For 17 years the club featured the top artists of the day in rock, comedy, jazz and reggae, every week, 52 weeks a year. Artists like Bruce Springsteen, The Police, the Go-Go’s, Meatloaf, the Talking Heads and the Ramones were catapulted to national fame after first playing at “My Father’s Place.” Eppy had the brilliant insight to bring reggae acts from Jamaica to the club’s stage, springboarding names like Peter Tosh and Toots and the Maytals to recognition in America. Eppy brought the comedians, George Carlin, Robert Klein, a very young Billy Crystal, Gabe Kaplan and so many others to the club to perform. He discovered Andy Kaufman one showcase night at the club and managed Andy for several years. Since the closing of My Father’s Place in 1987, Eppy has continued to book acts at various venues on Long Island and is currently branching out to start a concert series in upstate NY, near Woodstock.

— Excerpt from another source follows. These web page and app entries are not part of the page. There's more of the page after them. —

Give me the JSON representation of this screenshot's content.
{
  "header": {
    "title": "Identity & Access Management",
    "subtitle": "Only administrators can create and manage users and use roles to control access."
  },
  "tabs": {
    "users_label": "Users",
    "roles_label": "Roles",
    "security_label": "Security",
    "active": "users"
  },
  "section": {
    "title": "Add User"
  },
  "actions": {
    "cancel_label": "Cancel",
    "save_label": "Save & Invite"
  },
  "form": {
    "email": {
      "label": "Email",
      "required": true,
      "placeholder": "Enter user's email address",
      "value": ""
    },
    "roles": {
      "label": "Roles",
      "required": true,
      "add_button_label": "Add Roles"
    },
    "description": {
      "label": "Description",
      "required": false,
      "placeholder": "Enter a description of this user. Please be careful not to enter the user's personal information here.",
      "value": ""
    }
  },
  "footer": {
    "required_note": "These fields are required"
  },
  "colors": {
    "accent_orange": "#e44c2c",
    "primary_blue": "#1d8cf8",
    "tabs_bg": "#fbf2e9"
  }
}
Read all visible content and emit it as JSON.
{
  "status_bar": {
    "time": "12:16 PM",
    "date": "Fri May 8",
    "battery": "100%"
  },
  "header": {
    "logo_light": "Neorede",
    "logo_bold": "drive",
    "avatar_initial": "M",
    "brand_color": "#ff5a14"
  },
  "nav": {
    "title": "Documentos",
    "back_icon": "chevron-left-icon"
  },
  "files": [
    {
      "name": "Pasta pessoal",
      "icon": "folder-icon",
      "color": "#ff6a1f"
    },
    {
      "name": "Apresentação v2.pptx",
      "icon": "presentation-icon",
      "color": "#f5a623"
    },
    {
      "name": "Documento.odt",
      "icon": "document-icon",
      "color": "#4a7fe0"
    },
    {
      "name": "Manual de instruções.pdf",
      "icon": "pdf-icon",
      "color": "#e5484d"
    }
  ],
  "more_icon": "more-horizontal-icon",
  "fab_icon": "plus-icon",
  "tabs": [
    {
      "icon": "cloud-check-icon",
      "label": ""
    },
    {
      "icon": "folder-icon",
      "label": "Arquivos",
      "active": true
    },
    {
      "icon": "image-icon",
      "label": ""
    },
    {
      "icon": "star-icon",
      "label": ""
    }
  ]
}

In 2009, Eppy, along with “For Darfur,” produced a series of benefit events ending in a 15,000, seat sold out concert at the Continental Airlines Arena in Miami, Florida, that featured Hip Hop and Pop artists, Kanye West and Rihanna, with proceeds going to “Doctors without Borders,” and the crucial relief work they were doing in Darfur. In November of 2010, Eppy and “My Father’s Place” were inducted into the prestigious Long Island Music Hall of Fame. The award recognized the impact the club had made on the music industry and on the lives of the millions of music and comedy fans that passed through the club’s doors.